Problem
The data beneath this task is to be duplicated exactly, in its entirety.

[Interface dataset entries]
__________

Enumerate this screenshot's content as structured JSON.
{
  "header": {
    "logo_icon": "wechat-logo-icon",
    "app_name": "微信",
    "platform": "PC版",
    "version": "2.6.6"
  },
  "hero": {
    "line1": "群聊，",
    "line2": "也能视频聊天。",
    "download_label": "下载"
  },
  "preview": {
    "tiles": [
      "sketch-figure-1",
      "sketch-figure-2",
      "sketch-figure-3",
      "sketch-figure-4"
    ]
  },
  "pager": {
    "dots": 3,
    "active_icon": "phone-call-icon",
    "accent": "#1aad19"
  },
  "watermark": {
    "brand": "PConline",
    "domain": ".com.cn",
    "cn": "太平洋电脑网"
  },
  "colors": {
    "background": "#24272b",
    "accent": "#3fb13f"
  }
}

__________

Response to this exercise
Enumerate this screenshot's content as structured JSON.
{
  "header": {
    "logo_icon": "wechat-logo-icon",
    "app_name": "微信",
    "platform": "PC版",
    "version": "2.6.6"
  },
  "hero": {
    "line1": "群聊，",
    "line2": "也能视频聊天。",
    "download_label": "下载"
  },
  "preview": {
    "tiles": [
      "sketch-figure-1",
      "sketch-figure-2",
      "sketch-figure-3",
      "sketch-figure-4"
    ]
  },
  "pager": {
    "dots": 3,
    "active_icon": "phone-call-icon",
    "accent": "#1aad19"
  },
  "watermark": {
    "brand": "PConline",
    "domain": ".com.cn",
    "cn": "太平洋电脑网"
  },
  "colors": {
    "background": "#24272b",
    "accent": "#3fb13f"
  }
}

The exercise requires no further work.